● To do
Only the lines holding "JSON" are wanted; find them in the listing and return each one.

● Stored data

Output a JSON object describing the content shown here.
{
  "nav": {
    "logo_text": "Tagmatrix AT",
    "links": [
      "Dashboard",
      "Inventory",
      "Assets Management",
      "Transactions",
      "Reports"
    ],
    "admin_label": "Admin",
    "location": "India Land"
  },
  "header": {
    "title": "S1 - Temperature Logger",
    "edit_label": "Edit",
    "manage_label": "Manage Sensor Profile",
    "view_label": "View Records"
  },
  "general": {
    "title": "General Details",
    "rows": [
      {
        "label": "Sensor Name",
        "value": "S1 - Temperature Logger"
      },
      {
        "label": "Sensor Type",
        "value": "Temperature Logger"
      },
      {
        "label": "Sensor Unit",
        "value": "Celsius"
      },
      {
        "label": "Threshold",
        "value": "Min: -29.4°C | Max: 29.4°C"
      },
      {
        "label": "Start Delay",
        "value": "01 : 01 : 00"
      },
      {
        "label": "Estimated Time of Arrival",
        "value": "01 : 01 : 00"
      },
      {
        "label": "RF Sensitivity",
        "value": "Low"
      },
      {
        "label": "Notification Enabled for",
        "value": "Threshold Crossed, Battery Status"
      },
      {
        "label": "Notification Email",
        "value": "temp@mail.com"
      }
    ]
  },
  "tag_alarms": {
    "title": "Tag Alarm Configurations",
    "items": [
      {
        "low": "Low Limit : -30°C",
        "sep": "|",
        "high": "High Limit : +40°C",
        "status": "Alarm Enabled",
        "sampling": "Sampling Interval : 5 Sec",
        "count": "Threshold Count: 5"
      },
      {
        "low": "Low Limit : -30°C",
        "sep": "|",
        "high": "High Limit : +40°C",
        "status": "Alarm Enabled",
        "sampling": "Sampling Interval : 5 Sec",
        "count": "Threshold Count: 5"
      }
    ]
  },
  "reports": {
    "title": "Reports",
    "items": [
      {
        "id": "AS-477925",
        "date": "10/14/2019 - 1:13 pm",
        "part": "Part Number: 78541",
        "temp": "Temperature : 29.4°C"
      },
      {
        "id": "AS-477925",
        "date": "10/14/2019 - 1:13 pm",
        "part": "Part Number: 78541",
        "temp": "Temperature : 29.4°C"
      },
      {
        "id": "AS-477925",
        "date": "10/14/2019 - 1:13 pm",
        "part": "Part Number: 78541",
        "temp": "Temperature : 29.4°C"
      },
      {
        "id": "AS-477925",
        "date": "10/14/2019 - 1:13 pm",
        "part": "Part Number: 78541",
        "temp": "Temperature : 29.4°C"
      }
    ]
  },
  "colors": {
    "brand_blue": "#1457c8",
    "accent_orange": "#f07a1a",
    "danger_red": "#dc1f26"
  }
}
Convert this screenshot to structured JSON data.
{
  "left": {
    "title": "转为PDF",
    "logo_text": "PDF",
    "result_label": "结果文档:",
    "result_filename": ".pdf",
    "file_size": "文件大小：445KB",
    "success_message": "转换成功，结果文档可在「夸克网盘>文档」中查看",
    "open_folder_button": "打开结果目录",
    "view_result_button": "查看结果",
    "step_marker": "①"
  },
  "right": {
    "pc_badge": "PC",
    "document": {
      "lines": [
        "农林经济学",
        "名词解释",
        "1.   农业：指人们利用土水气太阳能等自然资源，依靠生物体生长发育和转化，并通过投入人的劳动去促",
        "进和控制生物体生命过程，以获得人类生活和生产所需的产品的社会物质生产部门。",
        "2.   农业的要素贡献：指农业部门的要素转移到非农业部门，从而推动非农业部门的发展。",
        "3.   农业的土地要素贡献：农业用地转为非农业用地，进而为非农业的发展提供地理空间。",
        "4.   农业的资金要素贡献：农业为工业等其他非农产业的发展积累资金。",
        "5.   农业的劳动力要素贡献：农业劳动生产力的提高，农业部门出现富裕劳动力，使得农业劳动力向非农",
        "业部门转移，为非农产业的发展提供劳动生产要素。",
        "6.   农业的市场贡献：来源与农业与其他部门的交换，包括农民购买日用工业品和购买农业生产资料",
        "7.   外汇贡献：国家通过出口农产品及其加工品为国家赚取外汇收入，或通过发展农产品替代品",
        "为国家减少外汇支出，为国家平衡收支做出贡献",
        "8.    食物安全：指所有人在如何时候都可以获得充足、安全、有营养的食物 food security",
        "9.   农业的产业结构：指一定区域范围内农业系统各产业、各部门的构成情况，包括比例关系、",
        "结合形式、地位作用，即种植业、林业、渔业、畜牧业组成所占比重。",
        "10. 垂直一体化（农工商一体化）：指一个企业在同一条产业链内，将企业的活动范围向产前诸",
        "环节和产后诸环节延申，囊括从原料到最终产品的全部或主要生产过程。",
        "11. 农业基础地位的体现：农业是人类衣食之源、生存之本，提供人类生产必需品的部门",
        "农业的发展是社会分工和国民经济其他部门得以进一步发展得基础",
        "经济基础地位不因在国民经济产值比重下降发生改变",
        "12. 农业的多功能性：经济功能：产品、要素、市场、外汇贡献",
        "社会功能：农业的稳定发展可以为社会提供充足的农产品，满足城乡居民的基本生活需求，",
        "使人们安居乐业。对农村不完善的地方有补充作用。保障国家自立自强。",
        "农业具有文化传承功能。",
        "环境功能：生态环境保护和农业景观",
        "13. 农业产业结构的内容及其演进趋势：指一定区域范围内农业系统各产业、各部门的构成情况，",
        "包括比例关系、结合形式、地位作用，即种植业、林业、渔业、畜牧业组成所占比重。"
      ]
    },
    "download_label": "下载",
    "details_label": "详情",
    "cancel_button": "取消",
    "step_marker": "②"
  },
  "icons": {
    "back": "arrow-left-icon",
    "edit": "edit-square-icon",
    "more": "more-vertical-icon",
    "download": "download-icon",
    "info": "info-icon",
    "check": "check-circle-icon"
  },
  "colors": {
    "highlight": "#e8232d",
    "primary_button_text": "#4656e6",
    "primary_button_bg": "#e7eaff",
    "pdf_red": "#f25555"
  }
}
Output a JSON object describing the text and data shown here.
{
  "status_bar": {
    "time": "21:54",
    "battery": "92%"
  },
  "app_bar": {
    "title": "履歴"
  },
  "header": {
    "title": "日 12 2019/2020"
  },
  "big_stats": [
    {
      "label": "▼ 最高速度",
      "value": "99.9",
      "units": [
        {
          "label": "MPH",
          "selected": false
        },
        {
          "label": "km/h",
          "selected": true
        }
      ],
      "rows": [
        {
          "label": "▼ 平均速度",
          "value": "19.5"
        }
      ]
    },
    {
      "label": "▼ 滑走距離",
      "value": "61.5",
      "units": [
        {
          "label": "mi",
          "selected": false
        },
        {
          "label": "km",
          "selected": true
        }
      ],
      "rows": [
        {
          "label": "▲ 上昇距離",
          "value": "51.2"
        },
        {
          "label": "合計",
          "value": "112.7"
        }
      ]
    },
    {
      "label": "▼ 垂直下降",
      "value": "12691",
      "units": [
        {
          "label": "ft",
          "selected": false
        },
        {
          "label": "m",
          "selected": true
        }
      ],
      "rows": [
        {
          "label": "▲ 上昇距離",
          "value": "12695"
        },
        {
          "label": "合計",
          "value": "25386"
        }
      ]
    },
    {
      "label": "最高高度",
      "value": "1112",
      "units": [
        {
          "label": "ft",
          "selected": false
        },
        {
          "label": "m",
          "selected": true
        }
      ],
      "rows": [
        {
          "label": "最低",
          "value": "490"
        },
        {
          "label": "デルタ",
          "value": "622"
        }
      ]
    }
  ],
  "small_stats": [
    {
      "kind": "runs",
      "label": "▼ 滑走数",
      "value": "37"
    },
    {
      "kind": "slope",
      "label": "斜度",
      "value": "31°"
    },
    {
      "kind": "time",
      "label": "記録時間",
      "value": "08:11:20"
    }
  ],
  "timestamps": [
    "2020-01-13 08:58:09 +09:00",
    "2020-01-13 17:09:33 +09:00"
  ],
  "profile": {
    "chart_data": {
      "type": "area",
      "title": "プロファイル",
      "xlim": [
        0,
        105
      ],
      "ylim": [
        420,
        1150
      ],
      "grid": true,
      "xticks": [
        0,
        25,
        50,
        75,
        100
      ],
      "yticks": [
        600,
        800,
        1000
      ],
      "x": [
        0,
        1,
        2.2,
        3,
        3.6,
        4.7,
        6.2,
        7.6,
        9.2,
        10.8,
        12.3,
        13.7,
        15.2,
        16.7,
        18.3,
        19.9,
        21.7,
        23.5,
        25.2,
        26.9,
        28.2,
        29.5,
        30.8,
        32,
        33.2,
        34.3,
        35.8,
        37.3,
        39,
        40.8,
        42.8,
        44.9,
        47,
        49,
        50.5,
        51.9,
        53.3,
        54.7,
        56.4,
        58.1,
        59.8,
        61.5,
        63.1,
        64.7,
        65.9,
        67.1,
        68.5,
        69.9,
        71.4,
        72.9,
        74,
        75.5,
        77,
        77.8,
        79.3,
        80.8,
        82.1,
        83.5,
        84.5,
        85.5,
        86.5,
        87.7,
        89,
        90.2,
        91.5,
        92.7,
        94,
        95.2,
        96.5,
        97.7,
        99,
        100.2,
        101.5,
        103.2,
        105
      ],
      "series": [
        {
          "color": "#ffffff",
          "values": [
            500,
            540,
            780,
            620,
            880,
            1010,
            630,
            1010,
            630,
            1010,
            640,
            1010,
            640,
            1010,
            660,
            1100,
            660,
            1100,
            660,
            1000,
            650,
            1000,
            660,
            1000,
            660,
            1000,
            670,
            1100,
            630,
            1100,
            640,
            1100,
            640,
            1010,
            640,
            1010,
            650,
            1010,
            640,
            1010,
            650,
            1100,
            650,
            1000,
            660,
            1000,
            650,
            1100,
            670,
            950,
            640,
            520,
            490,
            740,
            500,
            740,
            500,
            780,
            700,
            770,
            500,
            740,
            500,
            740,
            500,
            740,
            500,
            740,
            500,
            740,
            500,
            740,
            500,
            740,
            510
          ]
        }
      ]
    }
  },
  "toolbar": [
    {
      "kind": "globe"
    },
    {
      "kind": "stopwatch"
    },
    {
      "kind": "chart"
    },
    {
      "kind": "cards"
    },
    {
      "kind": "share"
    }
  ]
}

● Solution below
Output a JSON object describing the content shown here.
Convert this screenshot to structured JSON data.
Output a JSON object describing the text and data shown here.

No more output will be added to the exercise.